WASHINGTON (Reuters) - The number of civilians killed by U.S. and NATO forces in Afghanistan has risen this year, despite efforts to limit fallout from the widening war against the Taliban, the Pentagon said on Wednesday.
Citing NATO statistics, the Pentagon said U.S. and NATO forces killed 90 civilians from January to April — a 76 percent rise from the 51 deaths in the same period of 2009.
The increase demonstrates the difficulty of shielding Afghans from violence as the United States pours thousands more troops into Afghanistan to challenge the Taliban, often in strongholds where insurgents hide among the population.
The U.S. military has made reducing civilian casualties an explicit goal of its revised Afghan strategy, given that popular support for NATO and Afghan forces is ultimately needed to isolate the Taliban and win the war.
President Barack Obama restated the goal on Wednesday, saying the United States was doing everything possible to avoid killing “somebody who’s not on the battlefield.”
“Our troops put themselves at risk, oftentimes, in order to reduce civilian casualties,” Obama told a joint news conference in Washington with visiting Afghan President Hamid Karzai.
“Oftentimes they’re holding fire, they’re hesitating, they’re being cautious about how they operate, even though it would be safer for them to go ahead and just take these locations out.”
Many of the deaths appeared to be related to several high-profile incidents, top among them an air strike in February that a NATO official said killed 23 civilians.
The NATO official, commenting on the numbers, stressed the increase in killings must be seen in the context of a larger U.S. fighting force that is directly engaging the Taliban in former strongholds.
The United Nations says foreign and Afghan troops killed 25 percent fewer civilians in 2009 than during the previous year.
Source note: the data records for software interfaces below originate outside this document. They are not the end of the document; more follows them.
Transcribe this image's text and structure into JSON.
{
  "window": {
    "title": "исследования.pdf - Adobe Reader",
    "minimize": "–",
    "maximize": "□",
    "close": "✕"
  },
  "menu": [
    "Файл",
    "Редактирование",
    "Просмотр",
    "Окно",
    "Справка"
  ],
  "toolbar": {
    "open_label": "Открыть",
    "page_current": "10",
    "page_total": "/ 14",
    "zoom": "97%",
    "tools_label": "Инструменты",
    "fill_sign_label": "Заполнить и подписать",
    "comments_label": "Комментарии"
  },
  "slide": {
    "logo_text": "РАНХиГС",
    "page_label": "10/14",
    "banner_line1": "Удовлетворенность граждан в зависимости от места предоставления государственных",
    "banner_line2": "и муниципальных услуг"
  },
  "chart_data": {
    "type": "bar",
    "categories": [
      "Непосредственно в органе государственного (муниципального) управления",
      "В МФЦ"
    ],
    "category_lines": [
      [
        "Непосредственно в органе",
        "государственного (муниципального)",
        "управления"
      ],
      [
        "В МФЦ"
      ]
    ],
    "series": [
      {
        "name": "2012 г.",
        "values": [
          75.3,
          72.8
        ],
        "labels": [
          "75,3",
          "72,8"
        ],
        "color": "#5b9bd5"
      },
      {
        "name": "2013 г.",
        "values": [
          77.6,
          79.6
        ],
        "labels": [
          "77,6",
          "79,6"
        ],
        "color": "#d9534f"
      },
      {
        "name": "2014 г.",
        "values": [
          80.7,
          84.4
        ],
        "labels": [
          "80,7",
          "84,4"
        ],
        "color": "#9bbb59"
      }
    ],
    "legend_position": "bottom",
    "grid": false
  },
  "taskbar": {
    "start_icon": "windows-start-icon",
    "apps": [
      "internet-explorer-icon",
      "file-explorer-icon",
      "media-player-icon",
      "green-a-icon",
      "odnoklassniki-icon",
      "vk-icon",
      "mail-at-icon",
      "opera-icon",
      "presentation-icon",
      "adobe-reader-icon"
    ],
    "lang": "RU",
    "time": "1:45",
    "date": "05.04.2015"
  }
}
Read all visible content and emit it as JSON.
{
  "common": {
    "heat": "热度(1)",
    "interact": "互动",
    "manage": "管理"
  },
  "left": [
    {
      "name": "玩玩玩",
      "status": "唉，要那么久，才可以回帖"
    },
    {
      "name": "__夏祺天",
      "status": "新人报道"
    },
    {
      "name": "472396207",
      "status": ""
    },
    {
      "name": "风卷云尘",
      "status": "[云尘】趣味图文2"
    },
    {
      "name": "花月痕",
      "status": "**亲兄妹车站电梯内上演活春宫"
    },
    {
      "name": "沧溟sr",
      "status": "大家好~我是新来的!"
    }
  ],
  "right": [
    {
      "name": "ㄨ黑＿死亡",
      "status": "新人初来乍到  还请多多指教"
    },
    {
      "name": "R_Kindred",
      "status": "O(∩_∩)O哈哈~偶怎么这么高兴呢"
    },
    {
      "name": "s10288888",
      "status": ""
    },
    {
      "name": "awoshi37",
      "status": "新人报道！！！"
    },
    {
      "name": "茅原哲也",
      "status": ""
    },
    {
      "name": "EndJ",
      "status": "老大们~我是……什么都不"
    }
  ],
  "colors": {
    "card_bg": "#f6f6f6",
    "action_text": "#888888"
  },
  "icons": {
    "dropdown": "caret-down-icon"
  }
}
But civilian deaths rose overall because the number killed by insurgents climbed 40 percent.
Reporting by Phil Stewart; Editing by John O'Callaghan